At the end of the day, we remember the Jeep is set up for utility. As a result, comfort sometimes plays second fiddle. On the plus side, controls were located in very close proximity to the driver. The foot box is cramped, owing to the transfer case and other items located near the transmission bell housing. The same with the rear seat, which accommodates two - but little else. There is also a smallish cargo area behind the rear seat with 12.8 cubic feet of capacity with the seat in the upright position. That climbs to 55 cubic feet when the rear seat is folded down.
There are many compromises inside, but clearly, you can't argue with success as the Wrangler has had many fans, for many years.
One upgrade we're hoping to see soon is the arrival of Chrysler's 8.4-inch Uconnect touchscreen system, which will be a vast improvement over the dated navigation and audio system currently in place. The current system is effective enough, but its rudimentary menus and displays look positively 2005 in this fast-changing world. Then again, the Wrangler is something of a throwback to a bygone era on its own.
But does it go?
Power from the new-for-2012 V6 is excellent, even with our tester's none-too-fancy five-speed automatic. Moreover, this V6 emits a refined growl that makes it feel more like a luxury car motor than that in an off roader.
Officially, the Wrangler is rated at 17/21 mpg. We averaged a decent 18.9 mpg, which is impressive given the Wrangler's boxy shape and its off road-oriented gearing.
The handling, which could be termed as skittish, is the result of the Wrangler's short wheelbase and knobby tires. It bounces around on pavement, and since there is so much shock travel, a panic stop results in the car teetering around like a bowl full of Jell-O, before it comes to a full stop.

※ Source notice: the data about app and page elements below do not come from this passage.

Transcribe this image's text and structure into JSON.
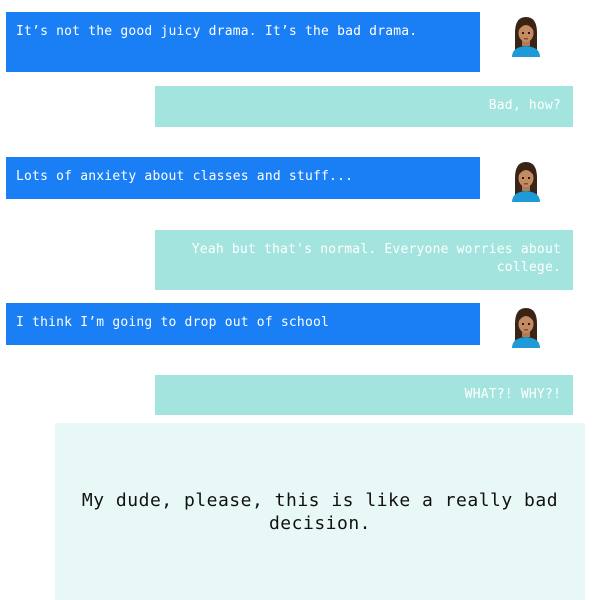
{
  "conversation": {
    "messages": [
      {
        "sender": "friend",
        "text": "It’s not the good juicy drama. It’s the bad drama.",
        "avatar_icon": "woman-avatar-icon"
      },
      {
        "sender": "user",
        "text": "Bad, how?"
      },
      {
        "sender": "friend",
        "text": "Lots of anxiety about classes and stuff...",
        "avatar_icon": "woman-avatar-icon"
      },
      {
        "sender": "user",
        "text": "Yeah but that's normal. Everyone worries about college."
      },
      {
        "sender": "friend",
        "text": "I think I’m going to drop out of school",
        "avatar_icon": "woman-avatar-icon"
      },
      {
        "sender": "user",
        "text": "WHAT?! WHY?!"
      }
    ]
  },
  "reply_option": {
    "text": "My dude, please, this is like a really bad decision."
  },
  "colors": {
    "friend_bubble": "#1a7ff5",
    "user_bubble": "#a3e4df",
    "reply_box": "#e8f8f7"
  }
}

On the highway, the BFGoodrich tires did manage to kick up a bit of a drone, which was easily overcome by increasing the volume of the audio system and its high-end audio kit.
But putting it on a gravel trail off-road resulted in a ride that felt as though it was a zooted-out luxo-cruiser. All of a sudden the bounciness was gone. In its place was a feeling of a confident chassis doing its job and making for a very stable ride. Go further into the boonies and you'll find excellent approach, departure and breakover angles, plus stellar axle articulation. Traction, as you might imagine, is rarely a challenge thanks to the Wrangler's lockable differentials and a better-than-expected traction control system.
Leftlane's bottom line
The Jeep Wrangler Rubicon is the brand's most capable on-and off road example of what we would call a standard Jeep.
Not for everyone, it still manages to garner raves from fans. Not surprisingly, it's consistently a strong seller for Jeep. Otherwise, why would it have lasted all these years? Perhaps the phrase on the front passenger handgrip should be modified to read "Legendary... since 1941."
2013 Jeep Wrangler Rubicon base price $30,595. As tested, $36,310.
(ustomer Preferred Package, $495; Power Convenience Group, $795; Slush mats, $75; Automatic transmission, $1,125; Tinted windows, $300; Premium Sunrider top, $400; Uconnect/navigation; $1035. Remote start, $495; Destination, $995.
Words and photos by Mark Elias.